Post Author: Rev. Ruth Lemmen
It all started with a beat up orange tent I bought for $15 at a garage sale near my apartment. Buying it was a whim; I saw it set up in the yard and decided to stop and look at it. Camping wasn’t new to me. I grew up camping with my family—two parents, three daughters, and a couple dogs. We spent many nights in campgrounds around the country, creating many good memories. I hadn’t gone camping in several years, though. Family vacations are a thing of the past. My friends don’t camp (and think the idea is a little crazy). I didn’t have the equipment. I bought the tent anyway on that September afternoon. Then it languished in a closet for the rest of the fall, winter, and spring all because I lacked a companion. Since my friends were unwilling and I didn’t have boyfriend of husband, who would go with me? Could I go alone?
Eventually, I got annoyed. I had a tent and a sleeping bag and I wanted to use them. But that nagging question about going alone persisted. Could I make fires by myself? Could I really set up the tent by myself? What would I do by myself for all that time? And the big question: was it safe? What if something bad happened to me? A tent isn’t much protection against someone with malicious intent. If only I had a husband to go with me….
Despite the questions running through my heart and mind, I decided to give it a test run. I reserved just one night at a state park where we camped a lot when I was a kid. I was familiar with the park, knew it was family friendly (which seemed safer), and it was close to home. It seemed like a good test.
From that night, solo camping passed the test. I won’t lie, I was nervous going to sleep that night, but I escaped unscathed and instead, filled with joy. My campground neighbor gave me some extra newspaper when he saw me struggling with my fire. My campfire cooked meals were more delicious than cooking at home. And I learned that I was okay by myself in a tent.
The test-trip gave me courage to try a multi-night adventure at the same state park later in the summer. Those days were a balm to my harried heart. I spent hours at my campsite reading and marveling at the greens on the trees around me. Next, I got a little braver and decided to try a campground I’d never been to before. It was still only 30 minutes away, so if it was too rowdy on the holiday weekend I’d have an easy escape. After that successful trip, my courage had grown and so had my thirst for adventure. I took a weekend trip to Sleeping Bear Dunes National Lakeshore, which is only a few hours away yet I’d never visited. It was a trip full of brilliant blue water, soaring sand dunes, and crisp fall air. It was exhilarating to explore the area, taking in lake views from a number of hiking trails and then retreating to my wooded campsite for the evening (although I did learn that the $15 garage sale tent was not thick enough for fall camping).

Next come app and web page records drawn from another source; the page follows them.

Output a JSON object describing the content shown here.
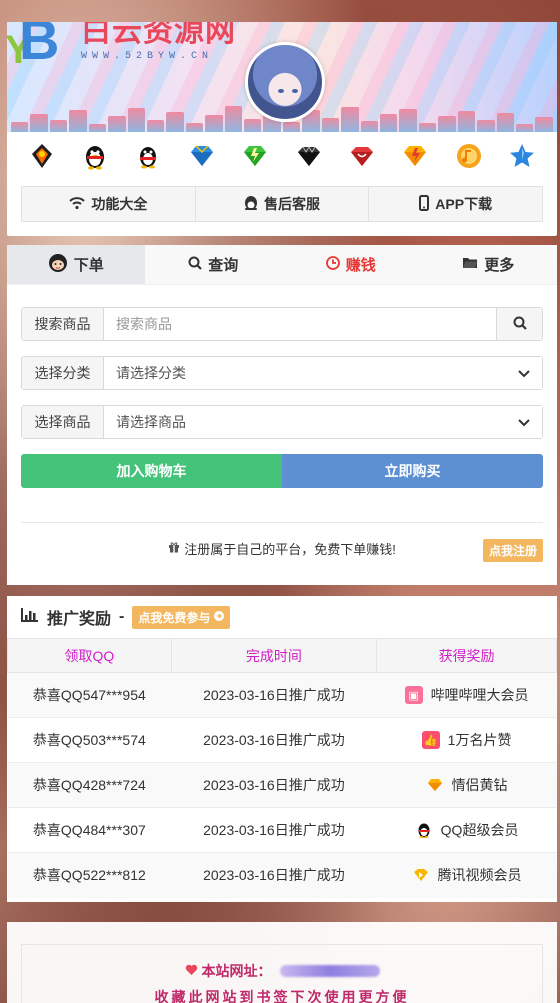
{
  "header": {
    "logo_title": "白云资源网",
    "logo_url": "WWW.52BYW.CN",
    "icons": [
      "qq-flame-icon",
      "qq-penguin-icon",
      "qq-penguin-red-icon",
      "blue-diamond-icon",
      "green-diamond-icon",
      "black-diamond-icon",
      "red-diamond-icon",
      "yellow-diamond-icon",
      "music-icon",
      "star-icon"
    ],
    "nav": [
      {
        "icon": "wifi-icon",
        "label": "功能大全"
      },
      {
        "icon": "service-icon",
        "label": "售后客服"
      },
      {
        "icon": "mobile-icon",
        "label": "APP下载"
      }
    ]
  },
  "order": {
    "tabs": [
      {
        "label": "下单",
        "icon": "user-avatar-icon"
      },
      {
        "label": "查询",
        "icon": "search-icon"
      },
      {
        "label": "赚钱",
        "icon": "money-icon"
      },
      {
        "label": "更多",
        "icon": "folder-icon"
      }
    ],
    "search_label": "搜索商品",
    "search_placeholder": "搜索商品",
    "category_label": "选择分类",
    "category_value": "请选择分类",
    "product_label": "选择商品",
    "product_value": "请选择商品",
    "cart_label": "加入购物车",
    "buy_label": "立即购买",
    "register_text": "注册属于自己的平台，免费下单赚钱!",
    "register_button": "点我注册"
  },
  "promo": {
    "title": "推广奖励",
    "dash": "-",
    "join_label": "点我免费参与",
    "columns": [
      "领取QQ",
      "完成时间",
      "获得奖励"
    ],
    "rows": [
      {
        "qq": "恭喜QQ547***954",
        "time": "2023-03-16日推广成功",
        "reward": "哔哩哔哩大会员",
        "icon": "bilibili-icon",
        "color": "#fb7299"
      },
      {
        "qq": "恭喜QQ503***574",
        "time": "2023-03-16日推广成功",
        "reward": "1万名片赞",
        "icon": "thumbs-up-icon",
        "color": "#ff4d6d"
      },
      {
        "qq": "恭喜QQ428***724",
        "time": "2023-03-16日推广成功",
        "reward": "情侣黄钻",
        "icon": "yellow-diamond-icon",
        "color": "#f7b500"
      },
      {
        "qq": "恭喜QQ484***307",
        "time": "2023-03-16日推广成功",
        "reward": "QQ超级会员",
        "icon": "qq-penguin-icon",
        "color": "#222222"
      },
      {
        "qq": "恭喜QQ522***812",
        "time": "2023-03-16日推广成功",
        "reward": "腾讯视频会员",
        "icon": "tencent-video-icon",
        "color": "#f7b500"
      }
    ]
  },
  "footer": {
    "site_label": "本站网址：",
    "bookmark": "收藏此网站到书签下次使用更方便"
  },
  "colors": {
    "accent_green": "#46c37b",
    "accent_blue": "#5c90d2",
    "warning": "#f3b760",
    "header_purple": "#d01fc6",
    "footer_pink": "#c0286a"
  }
}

As my camping confidence grew, so did my self-confidence. I don’t need to wait for a boyfriend to go camping. I am a complete person now, because I am complete in Christ. Life in Christ isn’t lackluster, but is full of abundance. Camping is one way I experience that abundance—waking up in a tent to songbirds chirping outside, the crisp pine-scented air when I get out of the tent in the morning, morning pancakes on the camp stove, the thrill of a beautiful hike, dinner cooked over a crackling fire, watching the sun slip into Lake Michigan in the evening, curling up in a cozy sleeping bag. If someday I have a husband to add to that list, I will be grateful. But for now you can find me by myself in my shiny new tent enjoying the life I have now to the fullest.
Photo by Ruth Lemmen August 11, 2013. Used with permission.